When you say, "But, saying something should be done begs the question, why should it be done?" in that second paragraph above your Objectivity heading, it's not a good counter-argument. In that paragraph, as Eph correctly points out in his Round 2 post, you are essentially saying, "Why should one be moral?" which is tantamount to asking the meaningless tautology, "What should one do what one should do?" It does nothing to advance your position that belief in OM is less reasonable than not.
As far as the points you made under your Objectivity heading were concerned, I was on the fence as to whether those were good arguments or not. On the one hand, the questions of where OM originates or how we know it (as Eph later points out) are irrelevant to whether it ACTUALLY exists or not and is more reasonable to believe in. On the other hand, you seemed to be making an underlying point which I felt did have some merit. That is, "Why should we believe in OM if we can't establish WHAT it is?" You made a good point about OM not being like a tree, whose existence you can check on and readily ascertain and describe.

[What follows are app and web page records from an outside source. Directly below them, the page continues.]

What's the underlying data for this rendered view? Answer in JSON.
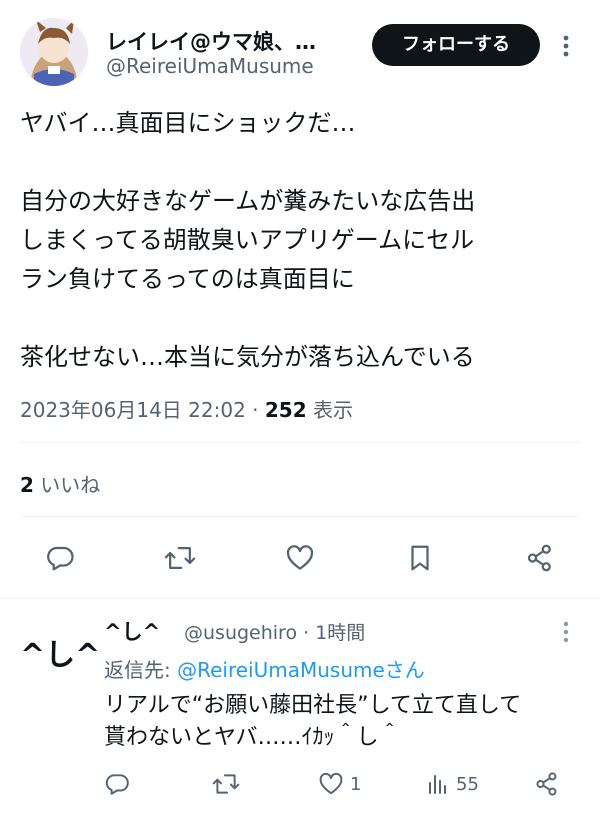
{
  "author": {
    "display_name": "レイレイ@ウマ娘、…",
    "handle": "@ReireiUmaMusume",
    "follow_label": "フォローする"
  },
  "tweet": {
    "lines_1": [
      "ヤバイ…真面目にショックだ…"
    ],
    "lines_2": [
      "自分の大好きなゲームが糞みたいな広告出",
      "しまくってる胡散臭いアプリゲームにセル",
      "ラン負けてるってのは真面目に"
    ],
    "lines_3": [
      "茶化せない…本当に気分が落ち込んでいる"
    ],
    "timestamp": "2023年06月14日 22:02 · ",
    "views_count": "252",
    "views_label": " 表示",
    "likes_count": "2",
    "likes_label": " いいね"
  },
  "reply": {
    "avatar_text": "^し^",
    "name": "^し^",
    "handle_time": "@usugehiro · 1時間",
    "reply_to_prefix": "返信先: ",
    "reply_to_link": "@ReireiUmaMusumeさん",
    "text_line1": "リアルで“お願い藤田社長”して立て直して",
    "text_line2": "貰わないとヤバ……ｲｶｯ＾し＾",
    "like_count": "1",
    "views_count": "55"
  },
  "icons": [
    "reply-icon",
    "retweet-icon",
    "like-icon",
    "bookmark-icon",
    "share-icon",
    "views-icon",
    "more-icon"
  ]
}
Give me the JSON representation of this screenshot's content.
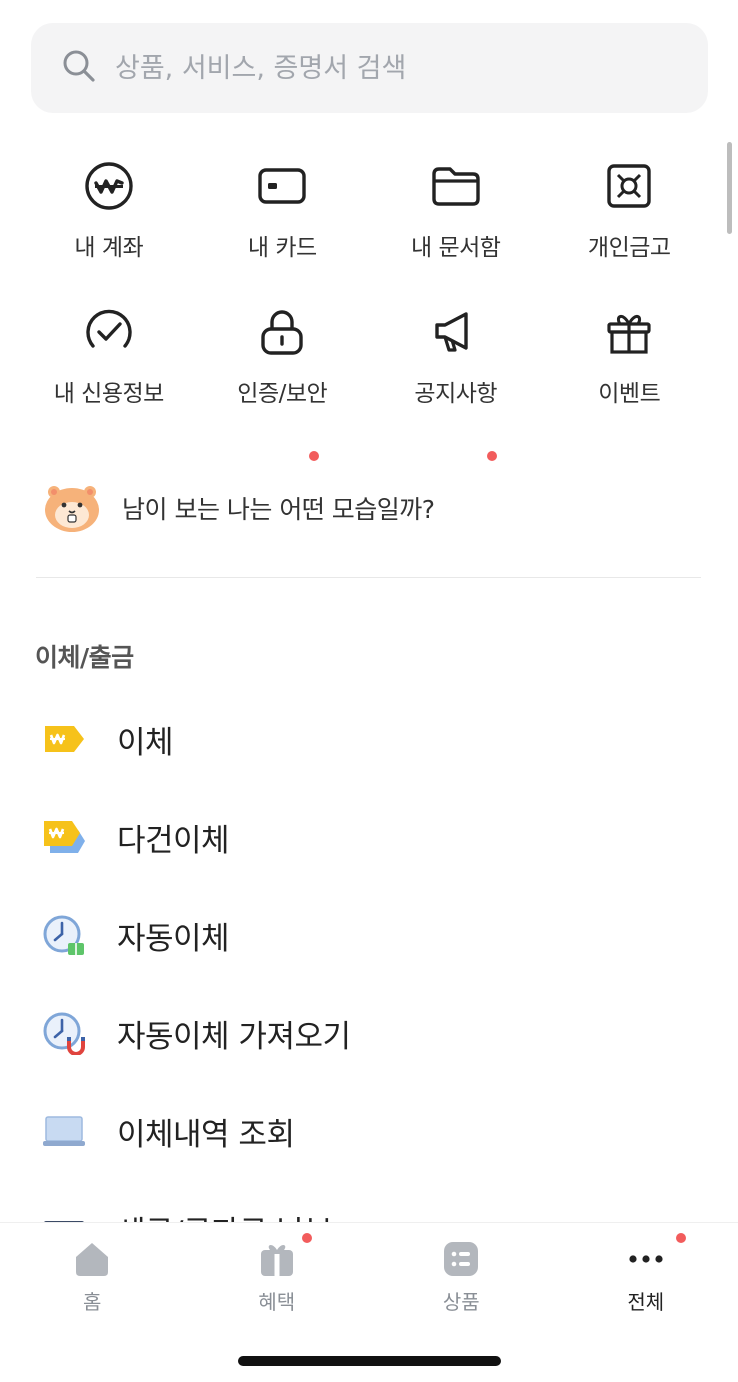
{
  "search": {
    "placeholder": "상품, 서비스, 증명서 검색",
    "icon": "search-icon"
  },
  "quick_menu": [
    {
      "label": "내 계좌",
      "icon": "won-circle-icon",
      "new_dot": false
    },
    {
      "label": "내 카드",
      "icon": "card-icon",
      "new_dot": false
    },
    {
      "label": "내 문서함",
      "icon": "folder-icon",
      "new_dot": false
    },
    {
      "label": "개인금고",
      "icon": "safe-icon",
      "new_dot": false
    },
    {
      "label": "내 신용정보",
      "icon": "credit-check-icon",
      "new_dot": false
    },
    {
      "label": "인증/보안",
      "icon": "lock-icon",
      "new_dot": true
    },
    {
      "label": "공지사항",
      "icon": "megaphone-icon",
      "new_dot": true
    },
    {
      "label": "이벤트",
      "icon": "gift-icon",
      "new_dot": false
    }
  ],
  "banner": {
    "text": "남이 보는 나는 어떤 모습일까?",
    "icon": "hamster-icon"
  },
  "section": {
    "title": "이체/출금",
    "items": [
      {
        "label": "이체",
        "icon": "transfer-tag-icon"
      },
      {
        "label": "다건이체",
        "icon": "multi-transfer-icon"
      },
      {
        "label": "자동이체",
        "icon": "auto-transfer-clock-icon"
      },
      {
        "label": "자동이체 가져오기",
        "icon": "auto-transfer-magnet-icon"
      },
      {
        "label": "이체내역 조회",
        "icon": "history-laptop-icon"
      },
      {
        "label": "세금/공과금 납부",
        "icon": "tax-receipt-icon"
      }
    ]
  },
  "tabbar": {
    "items": [
      {
        "label": "홈",
        "icon": "home-icon",
        "active": false,
        "new_dot": false
      },
      {
        "label": "혜택",
        "icon": "gift-box-icon",
        "active": false,
        "new_dot": true
      },
      {
        "label": "상품",
        "icon": "product-list-icon",
        "active": false,
        "new_dot": false
      },
      {
        "label": "전체",
        "icon": "more-dots-icon",
        "active": true,
        "new_dot": true
      }
    ]
  },
  "colors": {
    "notification_dot": "#f25c5c",
    "accent_yellow": "#f6c21a",
    "inactive_tab": "#8a8f96"
  }
}
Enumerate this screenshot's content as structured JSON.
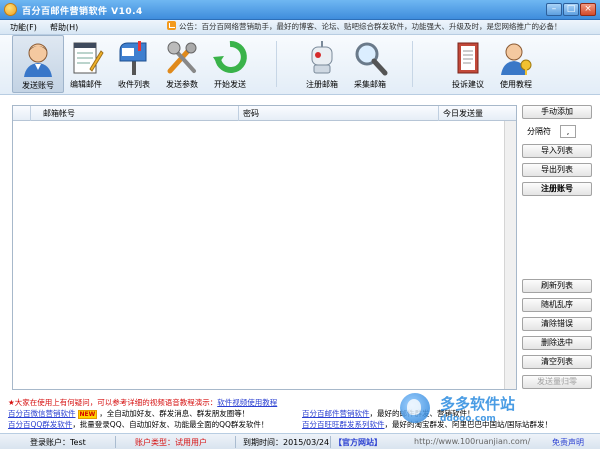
{
  "window": {
    "title": "百分百邮件营销软件   V10.4",
    "buttons": [
      "–",
      "□",
      "×"
    ]
  },
  "menu": {
    "items": [
      "功能(F)",
      "帮助(H)"
    ],
    "notice": "公告：百分百网络营销助手，最好的博客、论坛、贴吧综合群发软件，功能强大、升级及时，是您网络推广的必备！"
  },
  "toolbar": {
    "items": [
      {
        "label": "发送账号",
        "icon": "person-icon"
      },
      {
        "label": "编辑邮件",
        "icon": "notepad-icon"
      },
      {
        "label": "收件列表",
        "icon": "mailbox-icon"
      },
      {
        "label": "发送参数",
        "icon": "tools-icon"
      },
      {
        "label": "开始发送",
        "icon": "refresh-icon"
      },
      {
        "label": "注册邮箱",
        "icon": "robot-icon"
      },
      {
        "label": "采集邮箱",
        "icon": "magnifier-icon"
      },
      {
        "label": "投诉建议",
        "icon": "book-icon"
      },
      {
        "label": "使用教程",
        "icon": "key-user-icon"
      }
    ]
  },
  "table": {
    "columns": [
      "邮箱帐号",
      "密码",
      "今日发送量"
    ],
    "rows": []
  },
  "side": {
    "manual_add": "手动添加",
    "separator_label": "分隔符",
    "separator_value": ",",
    "import": "导入列表",
    "export": "导出列表",
    "register": "注册账号",
    "refresh": "刷新列表",
    "shuffle": "随机乱序",
    "clear_errors": "清除错误",
    "delete_selected": "删除选中",
    "clear_list": "清空列表",
    "send_count_reset": "发送量归零"
  },
  "info": {
    "line1_red": "★大家在使用上有何疑问，可以参考详细的视频语音教程演示：",
    "line1_link": "软件视频使用教程",
    "line2_link": "百分百微信营销软件",
    "line2_new": "NEW",
    "line2_text": "，全自动加好友、群发消息、群发朋友圈等！",
    "line2_link2": "百分百邮件营销软件",
    "line2_text2": "，最好的邮件群发、营销软件！",
    "line3_link": "百分百QQ群发软件",
    "line3_text": "，批量登录QQ、自动加好友、功能最全面的QQ群发软件！",
    "line3_link2": "百分百旺旺群发系列软件",
    "line3_text2": "，最好的淘宝群发、阿里巴巴中国站/国际站群发！"
  },
  "status": {
    "account": "登录账户：Test",
    "type": "账户类型：试用用户",
    "expire": "到期时间：2015/03/24",
    "site": "【官方网站】",
    "url": "http://www.100ruanjian.com/",
    "disclaimer": "免责声明"
  },
  "watermark": {
    "title": "多多软件站",
    "url": "ddooo.com"
  }
}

This is a good point. I remember in my philosophy classes, this type of point came up regarding that mother of all philosophical entities: God. The problem was essentially this: Why is it reasonable to believe in God when you then go on to say that God is "totally beyond our understanding"? Isn't that like saying, "I believe in a geedonk. I can't tell you what it is, I can't describe it for you, but I expect you to believe in it nonetheless."
You also seemed to argue that widespread disagreement on moral norms raises the question, What does it even mean to say that "most people" believe in OM? I interpreted this as an attack on Eph's Arg. 1. This was also a decent point, though not as clearly articulated as it could be. You should have spelled it out more directly.
I had a major problem with your dialogue that attempted to show the circularity of the belief in OM. Again, the crux of Eph's argument is his comparison of belief in OM to the belief in the external world. So while I'm looking at your dialogue, I'm plugging in Eph's comparison to see how well it fits.
Q: What is the external world, objectively?
A: It is X.
Q: How do you know?
A: We experience it in our minds.
Q: But psychotics and schizophrenics experience it otherwise!
A: Humans can sometimes be wrong and it does not take universal agreement to know that something is objective.
Q: Well, how do you know YOUR view is right?
A: Because we experience in our mind that X is the external world.
Does this now mean that our beliefs about the external world are circular, too? Doesn't seem so by the dialogue. And if plugging the external world idea into your dialogue doesn't show circularity, then the dialogue fails to show why belief in OM is similarly circular (given that Eph is comparing belief in OM to the belief in the external world).
In conclusion, and in judging only Round 1, I think that Eph made four fairly rigorous and creative arguments in support of his position that belief in OM is more reasonable than not. And they fit together logically. Cheetah, on the other hand, made some decent points but also some bad ones, and she did not sufficiently attack the main argument that Eph was making-- the analogy to the external world.
I therefore judge Eph to be the winner of Round 1.